View Full Version : Books that specialise in Rock n Roll Ukulele

06-14-2015, 11:48 AM
Hi all,

I am after a book/DVD/Website that specialises in oldie rock n roll tunes (Jerry Lee Lewis, Chuck Berry, Elvis etc etc)

I am brand new to Ukulele and looking for some inspiration.

I have mastered C F G now, so if anyone can think of suitable songs I can get stuck into, please let me know.


Liverpool, UK

06-14-2015, 12:28 PM
I have mastered C F G now, so if anyone can think of suitable songs I can get stuck into, please let me know. Add the Am chord to your arsenal and you've got the basic C-Am-F-G turnaround. Throw in Dm, Em, Bb, and a couple of 7th, and you can do turnarounds like C-Em-F-G(7), F-Dm-Bb-C(7), and F-Am-Bb-C. Those, and 3-chord progressions like C-F-G and G-C-D, cover about 95% of rock-type music.

I can't recommend any specific books. Maybe look for generic fake books with lyrics and chord names. I learned to play guitar by reading songbooks that had chord diagrams positioned above the lyrics. If the keys were wrong, I transposed the chords to keys that worked for me. The top four strings of such diagrams are the same forms you'd use on uke. It ain't rocket science. Have fun!

EDIT: My most-used uke right now is a 6-string with two courses doubled in octaves, tuned g-cC-E-Aa, so the lowest note is on top! I'm working out a fingerpicking arrangement of Del Shannon's RUNAWAY that exploits the double courses. If I was just strumming, it would all be easy. The chords are just Dm-C-Bb-A. Play energetically!

06-14-2015, 12:59 PM
While not specifically just rock & roll oldies (though there are plenty), you might look into the Daily Uke books. They provide a lot of material to work with and are convenient to have. Many uke groups use them as a "go to" reference so everyone can have hundreds of songs at their fingertips.

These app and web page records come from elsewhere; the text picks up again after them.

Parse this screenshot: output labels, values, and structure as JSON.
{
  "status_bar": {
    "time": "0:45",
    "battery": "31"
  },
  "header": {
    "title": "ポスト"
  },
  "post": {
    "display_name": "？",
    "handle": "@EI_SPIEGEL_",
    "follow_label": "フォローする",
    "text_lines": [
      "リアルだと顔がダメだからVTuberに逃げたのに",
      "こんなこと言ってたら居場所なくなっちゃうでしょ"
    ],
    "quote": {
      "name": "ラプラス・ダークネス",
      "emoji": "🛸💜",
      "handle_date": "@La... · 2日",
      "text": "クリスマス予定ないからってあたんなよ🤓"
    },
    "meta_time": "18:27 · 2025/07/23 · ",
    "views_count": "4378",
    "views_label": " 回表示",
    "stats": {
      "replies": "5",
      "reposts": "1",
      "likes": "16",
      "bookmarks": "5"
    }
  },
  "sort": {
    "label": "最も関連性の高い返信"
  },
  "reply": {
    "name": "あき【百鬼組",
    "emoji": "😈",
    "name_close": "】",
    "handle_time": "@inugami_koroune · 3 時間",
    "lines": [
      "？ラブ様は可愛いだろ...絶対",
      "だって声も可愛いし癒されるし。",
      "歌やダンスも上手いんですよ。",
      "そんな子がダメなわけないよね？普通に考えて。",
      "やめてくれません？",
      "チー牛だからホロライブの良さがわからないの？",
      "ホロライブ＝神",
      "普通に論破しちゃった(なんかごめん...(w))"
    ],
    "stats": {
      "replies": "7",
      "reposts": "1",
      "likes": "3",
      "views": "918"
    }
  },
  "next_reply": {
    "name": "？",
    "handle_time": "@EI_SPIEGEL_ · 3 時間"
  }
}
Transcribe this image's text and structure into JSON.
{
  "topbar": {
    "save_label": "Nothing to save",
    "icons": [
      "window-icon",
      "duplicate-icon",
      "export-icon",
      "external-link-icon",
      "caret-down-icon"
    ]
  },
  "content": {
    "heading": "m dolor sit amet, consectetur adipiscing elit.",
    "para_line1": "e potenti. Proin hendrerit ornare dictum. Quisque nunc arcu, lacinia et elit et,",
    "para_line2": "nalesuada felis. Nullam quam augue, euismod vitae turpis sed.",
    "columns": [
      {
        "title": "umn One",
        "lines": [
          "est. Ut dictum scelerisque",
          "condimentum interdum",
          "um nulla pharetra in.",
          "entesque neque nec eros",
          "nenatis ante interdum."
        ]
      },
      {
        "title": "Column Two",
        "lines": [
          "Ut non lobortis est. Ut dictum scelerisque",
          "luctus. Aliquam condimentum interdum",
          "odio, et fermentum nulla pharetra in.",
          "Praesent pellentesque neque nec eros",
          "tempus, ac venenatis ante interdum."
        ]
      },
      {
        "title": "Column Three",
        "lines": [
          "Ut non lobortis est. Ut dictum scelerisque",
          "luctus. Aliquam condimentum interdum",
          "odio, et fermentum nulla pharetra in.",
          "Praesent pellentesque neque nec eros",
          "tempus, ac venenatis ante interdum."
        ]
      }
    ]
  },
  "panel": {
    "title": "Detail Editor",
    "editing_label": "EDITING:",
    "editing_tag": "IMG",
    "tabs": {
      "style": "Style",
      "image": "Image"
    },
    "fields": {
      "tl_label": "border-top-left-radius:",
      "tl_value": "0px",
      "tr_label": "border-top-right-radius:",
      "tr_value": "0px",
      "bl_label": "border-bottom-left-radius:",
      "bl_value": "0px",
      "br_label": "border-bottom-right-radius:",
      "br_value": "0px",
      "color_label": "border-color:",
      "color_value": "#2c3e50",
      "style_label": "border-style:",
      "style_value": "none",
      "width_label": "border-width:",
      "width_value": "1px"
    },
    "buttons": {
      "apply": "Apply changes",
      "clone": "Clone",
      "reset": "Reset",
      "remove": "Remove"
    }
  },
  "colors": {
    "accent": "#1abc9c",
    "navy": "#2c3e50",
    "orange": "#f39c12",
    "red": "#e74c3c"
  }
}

For free online tabs, scorpex offers a good variety.


06-14-2015, 01:12 PM
Google is your best friend.......really and truely. Just type in a search for "3 chord rock songs ukulele". Take your pick, print them out, put them in a three ring binder.

I have three different rock and roll ukulele song books but spend 90% of my time in my binder playing the favorites that I printed off.

06-14-2015, 03:41 PM
The big easy ukulele tab book has a big genre spread including some stones, Beatles and Garcia but not the three you mention. It's full of jazz, Christmas and newer rock songs as well if those interest you. I use it regularly. 62 songs for $24 beats a lot of others I've come across.

There are some Elvis uke books out there but I haven't used one.

06-18-2015, 05:57 AM
I started off the same. I got a few chords down and then wanted to play all my favorite rock songs of the 60s and 70s. However some of them are really not that easy to play. Once I got the Daily uke book and The Leap year book I discovered that the songs just previous to the heavy rock era are fairly easy and fun to play and easy to sing with. I found myself really digging some of the songs from my parents time and up to and including the 50s. So open your mind to that possibility. You won't regret it imo. You'll find plenty of songs to play to keep it interesting and the rock songs will be a lot easier down the road. Of course there are plenty of simplified versions of rock songs but often they sound weak to my ear.

Phluffy the Destroyer
06-18-2015, 07:31 PM
Have you checked your local library? If you live in a decent size town, your local library should have a music section.

At the Kansas City Public Library, for instance, there are a couple of thousand music books available. In that section they have what are lovingly referred to as "fakebooks". A fakebook is essentially non-sanctioned versions of well known songs that may or may not be entirely accurate. Sometimes they alter the music slightly to skirt copyright laws... These books come by year, band, genre, etc.. So, you may find a book for Rock and Roll in the Year 1982, or one for The Best of The Who.

The way these are notated, there is music for piano and guitar chords, and it looks pretty much like the notation in Ukulele Daily. A C on a guitar is pretty much the same as a C on a ukulele as far as the sound goes. Ukes are higher octaves, of course, but in general. a song that calls for a C on a guitar is usually played as a C on a ukulele too.

Also, since you clearly have access to a computer, you might look for music over at Ultimate Guitar. They have an ever expanding music library AND they have notation for ukulele. Many of the music chords contain a link to show you the fingering, and alternative fingering...

One word of caution with fakebooks and online music. As I already mentioned... it isn't always exactly correct. I highly recommend using sheet music sanctioned by the original artists whenever you have the option. Unfortunately, that is much more difficult to find...

Lots of luck